Her life story is so well-known that it almost eclipses her major contributions to art. Art historians consider her one of the finest self portraitists ever. Kahlo’s explicit depictions of personal pain are an inspiration to other autobiographical artists who wish to tell their stories without glossing over the difficult parts. The use of folk art techniques in her work shines a focus on indigenous art as an equal to post-Colonial Mexican art. Kahlo’s use of realism and fantasy presents a style that is uniquely her own while also solidifying her place in the canons of Surrealism and Magical Realism.
Her art is displayed along with the art of famous surrealist Salvador Dali at the Detroit Institute of Arts, and along with her husband, Diego Rivera, at the Portland Art Museum. In 2019, the Brooklyn Museum’s “Frida Kahlo: Appearances Can Be Deceiving“ exhibition, which showed a collection of self portraits along with some of Kahlo’s clothing and other personal possessions, attracted thousands of viewers.

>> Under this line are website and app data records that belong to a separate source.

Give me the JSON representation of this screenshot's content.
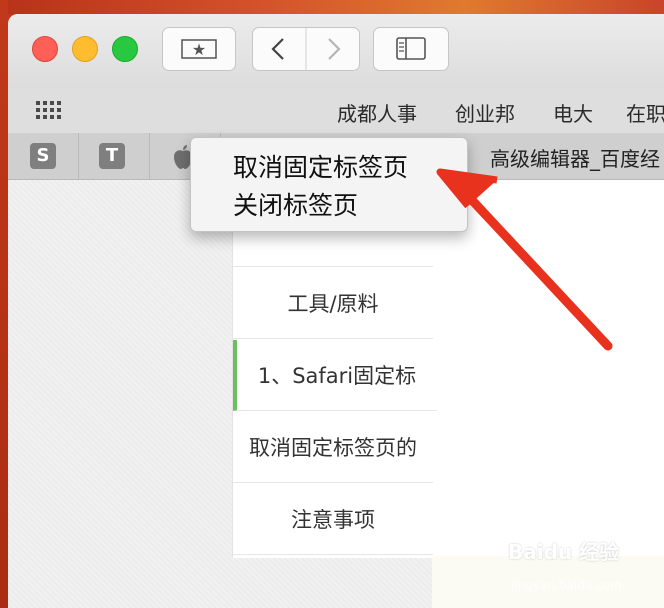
{
  "window": {
    "favorites": [
      "成都人事",
      "创业邦",
      "电大",
      "在职"
    ]
  },
  "tabs": {
    "pinned": [
      "S",
      "T"
    ],
    "active_title": "高级编辑器_百度经"
  },
  "context_menu": {
    "items": [
      "取消固定标签页",
      "关闭标签页"
    ]
  },
  "toc": {
    "items": [
      "工具/原料",
      "1、Safari固定标",
      "取消固定标签页的",
      "注意事项"
    ],
    "active_index": 1
  },
  "watermark": {
    "brand": "Baidu 经验",
    "url": "jingyan.baidu.com"
  },
  "colors": {
    "close": "#fe5f57",
    "minimize": "#febc2e",
    "zoom": "#28c840",
    "toc_accent": "#6bbf5e",
    "annotation_arrow": "#e8321e"
  }
}
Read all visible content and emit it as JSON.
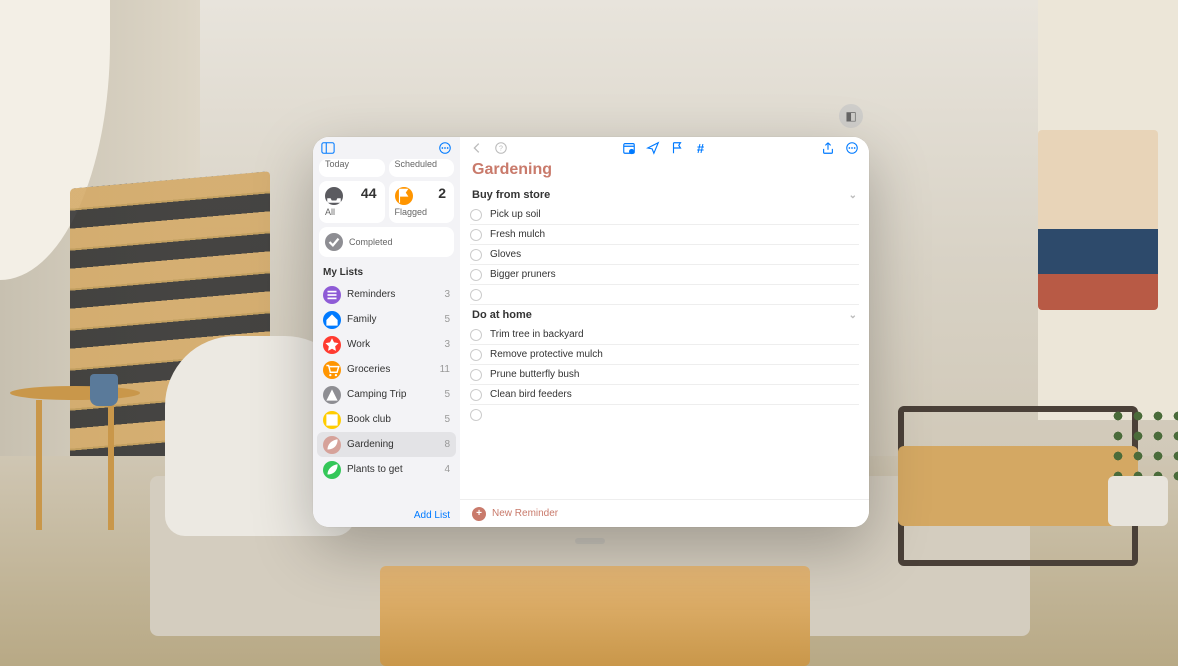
{
  "smart": {
    "today": {
      "label": "Today",
      "count": ""
    },
    "scheduled": {
      "label": "Scheduled",
      "count": ""
    },
    "all": {
      "label": "All",
      "count": "44"
    },
    "flagged": {
      "label": "Flagged",
      "count": "2"
    },
    "completed": {
      "label": "Completed",
      "count": ""
    }
  },
  "lists_header": "My Lists",
  "lists": [
    {
      "name": "Reminders",
      "count": "3",
      "color": "#8e5bd6",
      "icon": "list"
    },
    {
      "name": "Family",
      "count": "5",
      "color": "#007aff",
      "icon": "house"
    },
    {
      "name": "Work",
      "count": "3",
      "color": "#ff3b30",
      "icon": "star"
    },
    {
      "name": "Groceries",
      "count": "11",
      "color": "#ff9500",
      "icon": "cart"
    },
    {
      "name": "Camping Trip",
      "count": "5",
      "color": "#8e8e93",
      "icon": "tent"
    },
    {
      "name": "Book club",
      "count": "5",
      "color": "#ffcc00",
      "icon": "book"
    },
    {
      "name": "Gardening",
      "count": "8",
      "color": "#d6a29a",
      "icon": "leaf",
      "selected": true
    },
    {
      "name": "Plants to get",
      "count": "4",
      "color": "#34c759",
      "icon": "leaf"
    }
  ],
  "add_list": "Add List",
  "title": "Gardening",
  "groups": [
    {
      "name": "Buy from store",
      "tasks": [
        "Pick up soil",
        "Fresh mulch",
        "Gloves",
        "Bigger pruners",
        ""
      ]
    },
    {
      "name": "Do at home",
      "tasks": [
        "Trim tree in backyard",
        "Remove protective mulch",
        "Prune butterfly bush",
        "Clean bird feeders",
        ""
      ]
    }
  ],
  "new_reminder": "New Reminder",
  "colors": {
    "accent": "#007aff",
    "title": "#c97a6b",
    "today": "#007aff",
    "scheduled": "#ff3b30",
    "all": "#5b5b60",
    "flagged": "#ff9500",
    "completed": "#8e8e93"
  }
}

In 1990, she became the first Latin American artist to break the one-million-dollar threshold for art sales when Sotheby’s auctioned Diego and I for $1.43 million. Her 1943 Roots painting sold for $5.6 million in 2006, and in 2016, her 1939 Two Lovers in a Forest painting sold for $8 million.
Kahlo’s deeply personal self-portraits ask us to think about beauty and narrative. What is beauty? Whose stories deserve to be told? Who is beautiful? Her glamor, with her famous unibrow and faint mustache, might not match what we typically see in fashion magazines, but here at 1000Museums we think she is beautiful and that her art is magical.